Duncan Kendall

After working as a professional photographer in London for 14 years, Duncan Kendall now lives in Philadelphia, USA. His varied body of work includes numerous magazine covers and features as well as a considerable input into the award-winning British Army magazine Camouflage, and credits in Men’s Health magazine and the Sunday Telegraph. Kendall also has a number of corporate clients including Legal & General, which Insurance Brand Book won the 2011 UK Cream Design Award for best photography. He is a member of both the Royal Photographic Society and American Society of Media Photographers, with action and sports photography remaining an important part of what he does.

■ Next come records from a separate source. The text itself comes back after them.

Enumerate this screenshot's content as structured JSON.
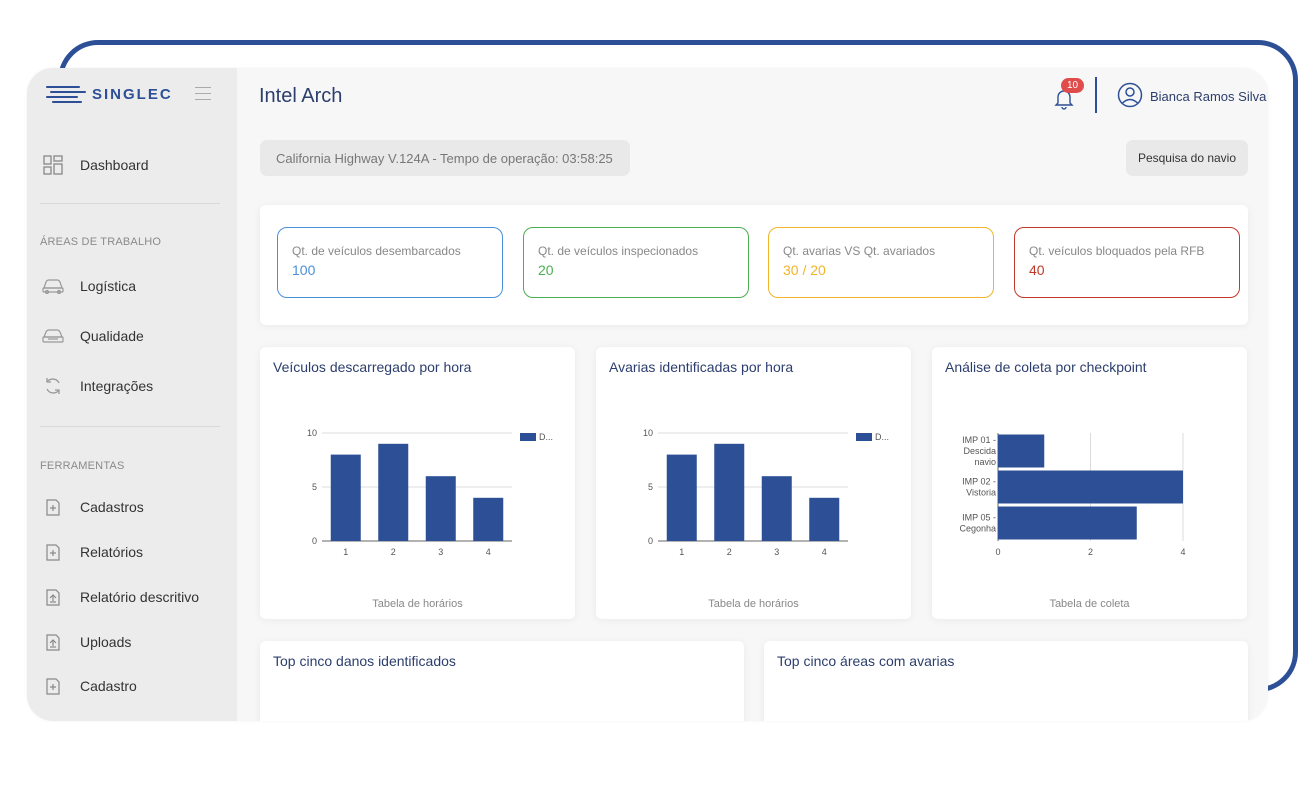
{
  "brand": {
    "name": "SINGLEC"
  },
  "sidebar": {
    "dashboard": "Dashboard",
    "section_work": "ÁREAS DE TRABALHO",
    "work_items": [
      "Logística",
      "Qualidade",
      "Integrações"
    ],
    "section_tools": "FERRAMENTAS",
    "tool_items": [
      "Cadastros",
      "Relatórios",
      "Relatório descritivo",
      "Uploads",
      "Cadastro"
    ]
  },
  "header": {
    "title": "Intel Arch",
    "notifications_count": "10",
    "user_name": "Bianca Ramos Silva"
  },
  "info_bar": {
    "text": "California Highway V.124A - Tempo de operação: 03:58:25",
    "search_button": "Pesquisa do navio"
  },
  "kpis": [
    {
      "label": "Qt. de veículos desembarcados",
      "value": "100",
      "color": "#4a90d9"
    },
    {
      "label": "Qt. de veículos inspecionados",
      "value": "20",
      "color": "#4caf50"
    },
    {
      "label": "Qt. avarias VS Qt. avariados",
      "value": "30 / 20",
      "color": "#f0b429"
    },
    {
      "label": "Qt. veículos bloquados pela RFB",
      "value": "40",
      "color": "#c0392b"
    }
  ],
  "cards": {
    "unloaded": {
      "title": "Veículos descarregado por hora",
      "footer": "Tabela de horários"
    },
    "damages": {
      "title": "Avarias identificadas por hora",
      "footer": "Tabela de horários"
    },
    "checkpoint": {
      "title": "Análise de coleta por checkpoint",
      "footer": "Tabela de coleta"
    },
    "top_damages": {
      "title": "Top cinco danos identificados"
    },
    "top_areas": {
      "title": "Top cinco áreas com avarias"
    }
  },
  "chart_data": [
    {
      "type": "bar",
      "categories": [
        "1",
        "2",
        "3",
        "4"
      ],
      "series": [
        {
          "name": "D...",
          "values": [
            8,
            9,
            6,
            4
          ]
        }
      ],
      "xlabel": "Tabela de horários",
      "ylim": [
        0,
        10
      ],
      "yticks": [
        0,
        5,
        10
      ],
      "legend": "top-right",
      "color": "#2c4f96"
    },
    {
      "type": "bar",
      "categories": [
        "1",
        "2",
        "3",
        "4"
      ],
      "series": [
        {
          "name": "D...",
          "values": [
            8,
            9,
            6,
            4
          ]
        }
      ],
      "xlabel": "Tabela de horários",
      "ylim": [
        0,
        10
      ],
      "yticks": [
        0,
        5,
        10
      ],
      "legend": "top-right",
      "color": "#2c4f96"
    },
    {
      "type": "bar",
      "orientation": "horizontal",
      "categories": [
        "IMP 01 - Descida navio",
        "IMP 02 - Vistoria",
        "IMP 05 - Cegonha"
      ],
      "category_lines": [
        [
          "IMP 01 -",
          "Descida",
          "navio"
        ],
        [
          "IMP 02 -",
          "Vistoria"
        ],
        [
          "IMP 05 -",
          "Cegonha"
        ]
      ],
      "values": [
        1,
        4,
        3
      ],
      "xlabel": "Tabela de coleta",
      "xlim": [
        0,
        4
      ],
      "xticks": [
        0,
        2,
        4
      ],
      "color": "#2c4f96"
    }
  ]
}
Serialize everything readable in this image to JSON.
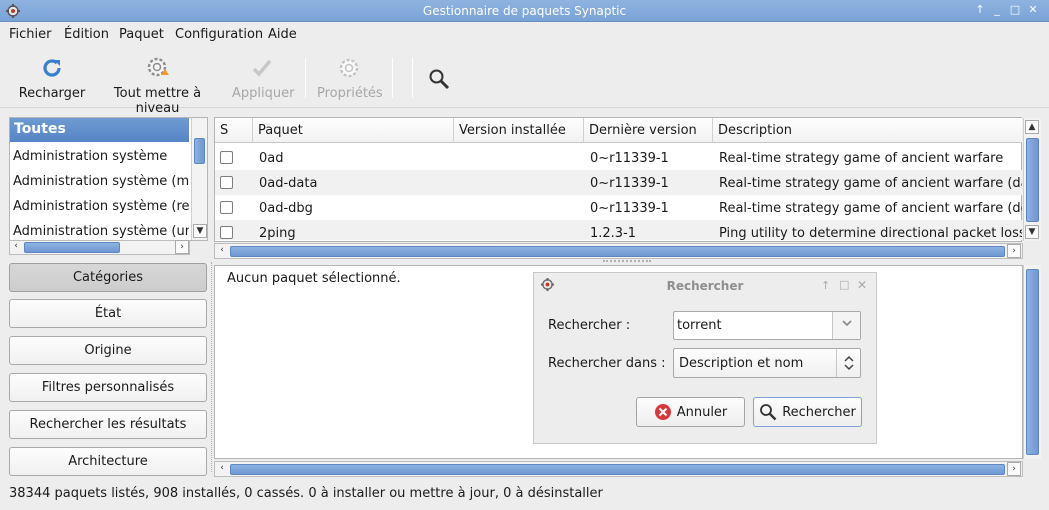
{
  "window": {
    "title": "Gestionnaire de paquets Synaptic"
  },
  "menu": [
    "Fichier",
    "Édition",
    "Paquet",
    "Configuration",
    "Aide"
  ],
  "toolbar": {
    "reload": "Recharger",
    "upgrade_all": "Tout mettre à niveau",
    "apply": "Appliquer",
    "properties": "Propriétés"
  },
  "categories": {
    "header": "Toutes",
    "items": [
      "Administration système",
      "Administration système (multiv",
      "Administration système (restri",
      "Administration système (unive"
    ]
  },
  "filter_buttons": [
    "Catégories",
    "État",
    "Origine",
    "Filtres personnalisés",
    "Rechercher les résultats",
    "Architecture"
  ],
  "table": {
    "columns": [
      "S",
      "Paquet",
      "Version installée",
      "Dernière version",
      "Description"
    ],
    "rows": [
      {
        "package": "0ad",
        "installed": "",
        "latest": "0~r11339-1",
        "description": "Real-time strategy game of ancient warfare"
      },
      {
        "package": "0ad-data",
        "installed": "",
        "latest": "0~r11339-1",
        "description": "Real-time strategy game of ancient warfare (data)"
      },
      {
        "package": "0ad-dbg",
        "installed": "",
        "latest": "0~r11339-1",
        "description": "Real-time strategy game of ancient warfare (debug"
      },
      {
        "package": "2ping",
        "installed": "",
        "latest": "1.2.3-1",
        "description": "Ping utility to determine directional packet loss"
      }
    ]
  },
  "details": {
    "text": "Aucun paquet sélectionné."
  },
  "search_dialog": {
    "title": "Rechercher",
    "search_label": "Rechercher :",
    "search_value": "torrent",
    "search_in_label": "Rechercher dans :",
    "search_in_value": "Description et nom",
    "cancel": "Annuler",
    "search": "Rechercher"
  },
  "status": "38344 paquets listés, 908 installés, 0 cassés. 0 à installer ou mettre à jour, 0 à désinstaller"
}
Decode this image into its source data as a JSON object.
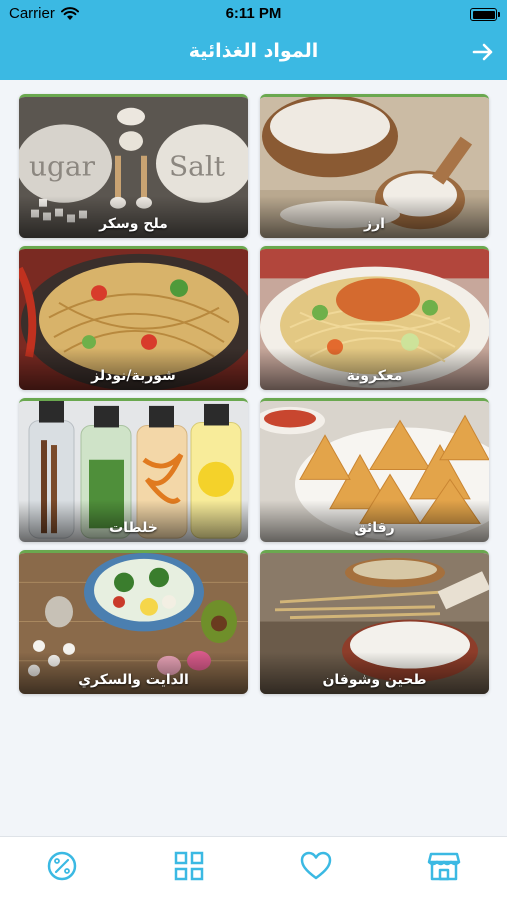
{
  "status_bar": {
    "carrier": "Carrier",
    "time": "6:11 PM"
  },
  "nav": {
    "title": "المواد الغذائية",
    "back_icon": "arrow-right-icon"
  },
  "categories": [
    {
      "label": "ارز"
    },
    {
      "label": "ملح وسكر"
    },
    {
      "label": "معكرونة"
    },
    {
      "label": "شوربة/نودلز"
    },
    {
      "label": "رقائق"
    },
    {
      "label": "خلطات"
    },
    {
      "label": "طحين وشوفان"
    },
    {
      "label": "الدايت والسكري"
    }
  ],
  "tabbar": {
    "items": [
      {
        "icon": "percent-icon"
      },
      {
        "icon": "grid-icon"
      },
      {
        "icon": "heart-icon"
      },
      {
        "icon": "store-icon"
      }
    ]
  },
  "colors": {
    "accent": "#3bb9e3",
    "tile_border": "#6aa84f"
  }
}
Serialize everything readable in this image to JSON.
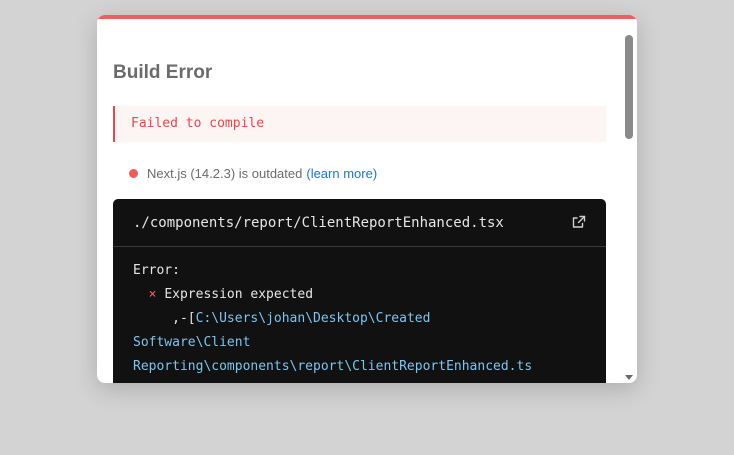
{
  "dialog": {
    "title": "Build Error",
    "error_banner": "Failed to compile",
    "version": {
      "text": "Next.js (14.2.3) is outdated",
      "link_label": "(learn more)",
      "dot_color": "#ef5a5a"
    },
    "code": {
      "file": "./components/report/ClientReportEnhanced.tsx",
      "open_icon": "external-link-icon",
      "lines": {
        "error_label": "Error:",
        "x_mark": "×",
        "message": "Expression expected",
        "path_prefix": ",-[",
        "path_part1": "C:\\Users\\johan\\Desktop\\Created",
        "path_part2": "Software\\Client",
        "path_part3": "Reporting\\components\\report\\ClientReportEnhanced.ts"
      }
    }
  },
  "colors": {
    "accent_bar": "#ed5e5e",
    "error_text": "#e5484d",
    "link": "#1e73d8",
    "code_bg": "#111111",
    "path_text": "#7fc4ee"
  }
}
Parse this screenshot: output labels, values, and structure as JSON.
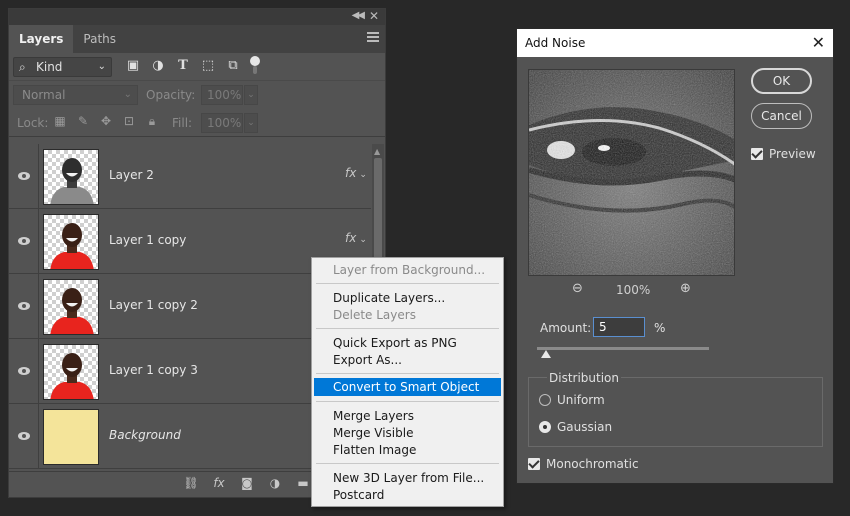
{
  "layers_panel": {
    "tabs": [
      {
        "label": "Layers",
        "active": true
      },
      {
        "label": "Paths",
        "active": false
      }
    ],
    "filter": {
      "kind_label": "Kind",
      "icons": [
        "image-filter-icon",
        "adjustment-filter-icon",
        "type-filter-icon",
        "shape-filter-icon",
        "smart-object-filter-icon"
      ]
    },
    "blend_mode": "Normal",
    "opacity_label": "Opacity:",
    "opacity_value": "100%",
    "lock_label": "Lock:",
    "fill_label": "Fill:",
    "fill_value": "100%",
    "layers": [
      {
        "name": "Layer 2",
        "has_fx": true,
        "fx_label": "fx",
        "shirt_color": "#8a8a8a"
      },
      {
        "name": "Layer 1 copy",
        "has_fx": true,
        "fx_label": "fx",
        "shirt_color": "#e8241e"
      },
      {
        "name": "Layer 1 copy 2",
        "has_fx": false,
        "shirt_color": "#e8241e"
      },
      {
        "name": "Layer 1 copy 3",
        "has_fx": false,
        "shirt_color": "#e8241e"
      },
      {
        "name": "Background",
        "has_fx": false,
        "fill_color": "#f4e49a"
      }
    ]
  },
  "context_menu": {
    "groups": [
      [
        {
          "label": "Layer from Background...",
          "enabled": false
        }
      ],
      [
        {
          "label": "Duplicate Layers...",
          "enabled": true
        },
        {
          "label": "Delete Layers",
          "enabled": false
        }
      ],
      [
        {
          "label": "Quick Export as PNG",
          "enabled": true
        },
        {
          "label": "Export As...",
          "enabled": true
        }
      ],
      [
        {
          "label": "Convert to Smart Object",
          "enabled": true,
          "highlighted": true
        }
      ],
      [
        {
          "label": "Merge Layers",
          "enabled": true
        },
        {
          "label": "Merge Visible",
          "enabled": true
        },
        {
          "label": "Flatten Image",
          "enabled": true
        }
      ],
      [
        {
          "label": "New 3D Layer from File...",
          "enabled": true
        },
        {
          "label": "Postcard",
          "enabled": true
        }
      ]
    ]
  },
  "add_noise": {
    "title": "Add Noise",
    "ok_label": "OK",
    "cancel_label": "Cancel",
    "preview_label": "Preview",
    "preview_checked": true,
    "zoom_value": "100%",
    "amount_label": "Amount:",
    "amount_value": "5",
    "amount_unit": "%",
    "amount_slider_fraction": 0.05,
    "distribution_label": "Distribution",
    "distribution_options": [
      "Uniform",
      "Gaussian"
    ],
    "distribution_selected": "Gaussian",
    "monochromatic_label": "Monochromatic",
    "monochromatic_checked": true
  },
  "colors": {
    "highlight": "#0078d7",
    "panel_bg": "#535353"
  }
}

Rider Ian Hutchinson in the winners’ enclosure. Taken on a Canon EOS-1D X with an EF70-200mm f/2.8L IS II USM lens at 200mm; the exposure was 1/400sec at f/6.3, ISO 800.